- Over half of Americans believe cash is the safest way to purchase something (55 percent) while only one in five (22 percent) believe paying with credit cards is safest.
- However, only 36 percent of consumers said they are using cash for more of their purchases in light of data breaches.
- More than half of Americans (56 percent) still think it's safer to use credit cards in physical stores than online when shopping. In the Midwest the number spikes to 64 percent.
This survey was conducted online within the United States by Harris Poll on behalf of Feedzai from March 19-23, 2015 among 2,024 U.S. adults age 18 and older, among whom 706 have ever banked on their smartphone and 716 have ever made an online purchase on their smartphone. This online survey is not based on a probability sample and therefore no estimate of theoretical sampling error can be calculated.

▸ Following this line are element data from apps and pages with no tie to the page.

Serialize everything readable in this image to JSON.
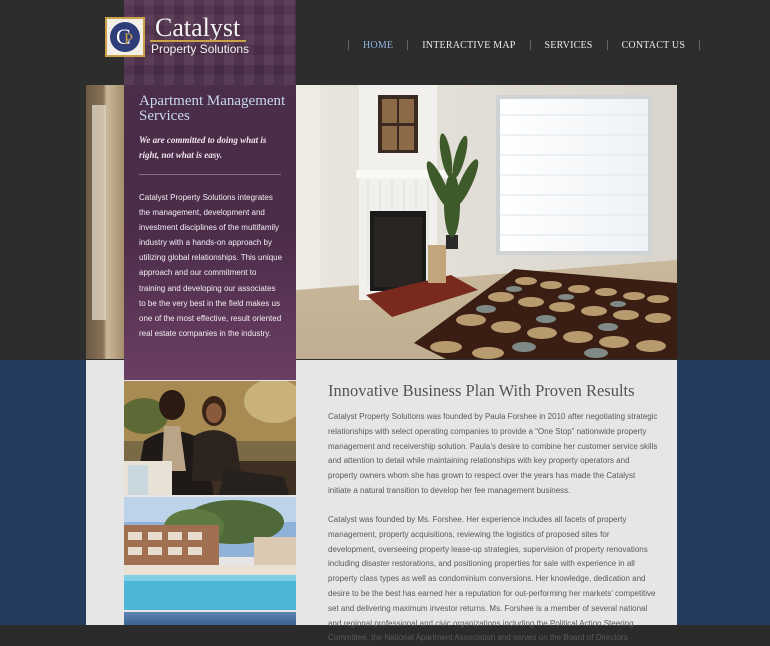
{
  "brand": {
    "name": "Catalyst",
    "tagline": "Property Solutions",
    "mark_letters": "CP"
  },
  "nav": {
    "items": [
      "HOME",
      "INTERACTIVE MAP",
      "SERVICES",
      "CONTACT US"
    ],
    "active": "HOME"
  },
  "sidebar": {
    "title": "Apartment Management Services",
    "tagline": "We are committed to doing what is right, not what is easy.",
    "body": "Catalyst Property Solutions integrates the management, development and investment disciplines of the multifamily industry with a hands-on approach by utilizing global relationships. This unique approach and our commitment to training and developing our associates to be the very best in the field makes us one of the most effective, result oriented real estate companies in the industry."
  },
  "main": {
    "title": "Innovative Business Plan With Proven Results",
    "paragraphs": [
      "Catalyst Property Solutions was founded by Paula Forshee in 2010 after negotiating strategic relationships with select operating companies to provide a “One Stop” nationwide property management and receivership solution. Paula’s desire to combine her customer service skills and attention to detail while maintaining relationships with key property operators and property owners whom she has grown to respect over the years has made the Catalyst initiate a natural transition to develop her fee management business.",
      "Catalyst was founded by Ms. Forshee. Her experience includes all facets of property management, property acquisitions, reviewing the logistics of proposed sites for development, overseeing property lease-up strategies, supervision of property renovations including disaster restorations, and positioning properties for sale with experience in all property class types as well as condominium conversions. Her knowledge, dedication and desire to be the best has earned her a reputation for out-performing her markets’ competitive set and delivering maximum investor returns. Ms. Forshee is a member of several national and regional professional and civic organizations including the Political Action Steering Committee, the National Apartment Association and serves on the Board of Directors"
    ]
  },
  "colors": {
    "purple": "#4b2c49",
    "navy": "#243d5e",
    "nav_active": "#8fb4e0",
    "gold": "#c9a24a"
  }
}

Every day, the world produces petabytes of data, and Feedzai enables businesses to accurately analyze this information to keep their customers’ data and transactions safe at any place and in real-time. Customers use Feedzai’s Fraud Prevention That Learns™ software to predict and prevent payment loss when shopping in store, online or via mobile devices by detecting fraud through deep historical analysis and behavioral data. Feedzai’s customers, consisting of payment networks, processors, banks and retailers have found that Feedzai's machine learning software detects fraud by as much as 10 days earlier than other solutions and exposes up to 60 percent more fraud cases with lower false alarms. Feedzai is a global company with US headquarters in San Mateo, and is backed by OAK HC/FT, Sapphire Ventures, Data Collective and other international investors. To learn more about Feedzai, visit .